Are you really suggesting an alternative that doesn't exist yet? "

Not really, but some developers might be stuck with DirectX rather than openGL, and be glad that the market they can sell to might one day expand (provided they don't use .NET now).

" If one simply avoids .NET, and instead uses cross-platform frameworks, these days one can write great cross-platform applications and hence be in a position to sell one's software to a much wider market than just Win 7 and Vista.
Sounds good in theory but you underestimate the amount of work required to target multiple operating systems. There is no "write once, run anywhere" framework but Qt is getting there. "

There is indeed a "write once, run anywhere" framework. Actually there are a few: java, Qt, GTK - this is why we have OpenOffice, VLC/Inkscape and Firefox/Chrome respectively, as examples, that are already cross-platform applications. Qt has already "got there" for a number of cross-platform applications that exist today. More and more applications are targetting cross-platform frameworks (because one can sell to a much wider market), and Qt is one of the the easiest but still powerful options for doing this.

It is no longer nearly as difficult as it used to be to target cross-platform these days, as long as one avoids .NET.

It is not a theory, it is actual practice.

Edited 2010-09-28 01:36 UTC

Reply Parent Score: 2

RE[5]: himanshu
by nt_jerkface on Tue 28th Sep 2010 03:23 in reply to "RE[4]: himanshu"
nt_jerkface Member since:
2009-08-26

Debatable about the benefits. There is a huge penalty to working exclusively with .net in that your application will likely be constrained to a smallish market (those running Vista and Win 7)

All versions of .net work with XP. There are however some feature and development limitations related to XP that I don't want to get into especially since you haven't read the basics.

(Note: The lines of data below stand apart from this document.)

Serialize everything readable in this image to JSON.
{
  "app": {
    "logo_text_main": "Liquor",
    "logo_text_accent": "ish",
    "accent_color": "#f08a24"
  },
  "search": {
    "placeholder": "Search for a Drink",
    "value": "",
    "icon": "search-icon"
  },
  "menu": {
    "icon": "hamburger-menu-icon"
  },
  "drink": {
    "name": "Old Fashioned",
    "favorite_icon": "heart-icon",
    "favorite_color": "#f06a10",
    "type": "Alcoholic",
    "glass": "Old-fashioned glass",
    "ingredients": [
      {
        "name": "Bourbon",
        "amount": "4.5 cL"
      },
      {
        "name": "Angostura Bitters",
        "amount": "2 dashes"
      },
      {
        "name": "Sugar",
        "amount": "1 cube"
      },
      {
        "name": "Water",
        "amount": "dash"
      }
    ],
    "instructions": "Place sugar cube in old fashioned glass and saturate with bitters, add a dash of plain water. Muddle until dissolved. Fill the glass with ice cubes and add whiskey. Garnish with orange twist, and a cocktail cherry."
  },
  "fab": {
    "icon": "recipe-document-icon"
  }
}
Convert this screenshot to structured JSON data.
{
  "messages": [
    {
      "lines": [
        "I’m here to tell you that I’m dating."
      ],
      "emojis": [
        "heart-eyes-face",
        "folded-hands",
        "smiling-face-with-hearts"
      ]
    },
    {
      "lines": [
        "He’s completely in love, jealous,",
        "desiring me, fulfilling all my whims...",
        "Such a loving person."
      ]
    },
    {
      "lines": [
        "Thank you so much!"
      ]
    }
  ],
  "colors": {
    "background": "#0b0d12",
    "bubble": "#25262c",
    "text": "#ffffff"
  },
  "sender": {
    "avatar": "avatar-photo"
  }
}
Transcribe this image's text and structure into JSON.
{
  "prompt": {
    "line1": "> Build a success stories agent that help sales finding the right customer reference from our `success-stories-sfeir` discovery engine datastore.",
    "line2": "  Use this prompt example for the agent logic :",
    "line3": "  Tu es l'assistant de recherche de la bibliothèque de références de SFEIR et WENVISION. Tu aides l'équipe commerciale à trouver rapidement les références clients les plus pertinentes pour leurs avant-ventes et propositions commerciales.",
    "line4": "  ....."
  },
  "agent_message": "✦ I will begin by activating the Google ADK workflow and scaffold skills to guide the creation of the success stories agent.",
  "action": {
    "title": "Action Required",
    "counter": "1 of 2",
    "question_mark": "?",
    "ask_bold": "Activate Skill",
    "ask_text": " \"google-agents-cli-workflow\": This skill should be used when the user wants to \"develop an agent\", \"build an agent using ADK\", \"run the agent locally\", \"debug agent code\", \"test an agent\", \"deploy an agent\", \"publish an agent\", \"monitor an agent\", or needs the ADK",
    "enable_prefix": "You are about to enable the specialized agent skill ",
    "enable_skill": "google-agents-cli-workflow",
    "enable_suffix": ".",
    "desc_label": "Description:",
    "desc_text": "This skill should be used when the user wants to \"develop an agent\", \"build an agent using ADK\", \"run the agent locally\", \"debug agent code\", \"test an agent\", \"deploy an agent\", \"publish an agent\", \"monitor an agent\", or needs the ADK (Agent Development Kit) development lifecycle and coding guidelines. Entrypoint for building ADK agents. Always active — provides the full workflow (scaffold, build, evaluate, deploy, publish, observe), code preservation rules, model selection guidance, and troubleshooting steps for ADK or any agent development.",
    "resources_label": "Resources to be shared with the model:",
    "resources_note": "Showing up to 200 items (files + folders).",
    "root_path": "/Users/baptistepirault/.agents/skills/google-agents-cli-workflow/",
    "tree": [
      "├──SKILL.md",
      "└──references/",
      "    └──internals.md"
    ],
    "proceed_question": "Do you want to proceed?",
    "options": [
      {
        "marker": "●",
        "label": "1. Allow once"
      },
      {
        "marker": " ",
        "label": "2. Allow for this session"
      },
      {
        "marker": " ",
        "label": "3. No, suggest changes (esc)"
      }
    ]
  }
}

In a nutshell applications get stuck at XP level for .net devs thanks to XP holdouts but even with those limitations the productivity benefits typically outweigh being unable to target OSX. For enterprise it is an easy choice where every computer runs Windows.

I already said that in a few years Qt will provide some serious competition, why not be patient and wait? The market has not shifted to .net out of conspiracy. Java on the desktop just plain sucks and Qt has only been decent recently and still has some native integration issues in OSX that need to be resolved. Once Qt apps are indistinguishable from native apps then you will see greater adoption.

Fonts are one such issue and you can read about the problem directly from a nokia developer:
http://labs.qt.nokia.com/2010/09/09/a-second-spring-of-text-rasteri...

You seem to not realize that I am not wed to .net or msft. I used to work with Java and if the world switched to Qt I would shrug and continue writing code. However a major switch does not make sense at this point but in a few years Qt will have a much wider appeal. There are plenty of factors working in favor of Qt, your advocacy efforts are not needed.


There is indeed a "write once, run anywhere" framework. Actually there are a few: java, Qt, GTK - this is why we have OpenOffice, VLC/Inkscape and Firefox/Chrome respectively, as examples, that are already cross-platform applications.


Cross-platform and "write once, run anywhere" are not the same thing.

Reply Parent Score: 3